* [Exercise]:
Your reply should contain every record, restated word for word.

<<<<

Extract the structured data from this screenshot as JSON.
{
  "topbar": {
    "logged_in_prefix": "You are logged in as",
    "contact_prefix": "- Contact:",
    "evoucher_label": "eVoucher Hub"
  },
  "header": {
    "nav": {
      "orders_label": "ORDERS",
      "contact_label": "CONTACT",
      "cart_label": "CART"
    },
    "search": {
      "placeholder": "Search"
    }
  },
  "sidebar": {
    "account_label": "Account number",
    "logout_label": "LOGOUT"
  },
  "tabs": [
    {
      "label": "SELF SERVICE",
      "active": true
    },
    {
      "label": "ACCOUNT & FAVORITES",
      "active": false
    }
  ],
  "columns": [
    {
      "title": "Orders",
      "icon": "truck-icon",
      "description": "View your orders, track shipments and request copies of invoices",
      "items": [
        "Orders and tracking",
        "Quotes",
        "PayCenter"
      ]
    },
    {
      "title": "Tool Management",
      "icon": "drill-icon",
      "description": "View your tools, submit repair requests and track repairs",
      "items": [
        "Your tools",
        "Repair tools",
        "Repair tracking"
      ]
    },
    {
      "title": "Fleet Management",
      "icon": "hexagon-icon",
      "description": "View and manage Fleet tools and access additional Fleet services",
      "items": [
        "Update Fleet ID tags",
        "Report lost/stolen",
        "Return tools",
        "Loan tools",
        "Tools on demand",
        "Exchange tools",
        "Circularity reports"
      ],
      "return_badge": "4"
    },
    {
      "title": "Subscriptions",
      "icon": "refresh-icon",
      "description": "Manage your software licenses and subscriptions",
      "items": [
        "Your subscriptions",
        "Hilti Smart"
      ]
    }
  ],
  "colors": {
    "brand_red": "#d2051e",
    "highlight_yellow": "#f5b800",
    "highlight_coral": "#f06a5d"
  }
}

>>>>

* [Exercise response]:
Extract the structured data from this screenshot as JSON.
{
  "topbar": {
    "logged_in_prefix": "You are logged in as",
    "contact_prefix": "- Contact:",
    "evoucher_label": "eVoucher Hub"
  },
  "header": {
    "nav": {
      "orders_label": "ORDERS",
      "contact_label": "CONTACT",
      "cart_label": "CART"
    },
    "search": {
      "placeholder": "Search"
    }
  },
  "sidebar": {
    "account_label": "Account number",
    "logout_label": "LOGOUT"
  },
  "tabs": [
    {
      "label": "SELF SERVICE",
      "active": true
    },
    {
      "label": "ACCOUNT & FAVORITES",
      "active": false
    }
  ],
  "columns": [
    {
      "title": "Orders",
      "icon": "truck-icon",
      "description": "View your orders, track shipments and request copies of invoices",
      "items": [
        "Orders and tracking",
        "Quotes",
        "PayCenter"
      ]
    },
    {
      "title": "Tool Management",
      "icon": "drill-icon",
      "description": "View your tools, submit repair requests and track repairs",
      "items": [
        "Your tools",
        "Repair tools",
        "Repair tracking"
      ]
    },
    {
      "title": "Fleet Management",
      "icon": "hexagon-icon",
      "description": "View and manage Fleet tools and access additional Fleet services",
      "items": [
        "Update Fleet ID tags",
        "Report lost/stolen",
        "Return tools",
        "Loan tools",
        "Tools on demand",
        "Exchange tools",
        "Circularity reports"
      ],
      "return_badge": "4"
    },
    {
      "title": "Subscriptions",
      "icon": "refresh-icon",
      "description": "Manage your software licenses and subscriptions",
      "items": [
        "Your subscriptions",
        "Hilti Smart"
      ]
    }
  ],
  "colors": {
    "brand_red": "#d2051e",
    "highlight_yellow": "#f5b800",
    "highlight_coral": "#f06a5d"
  }
}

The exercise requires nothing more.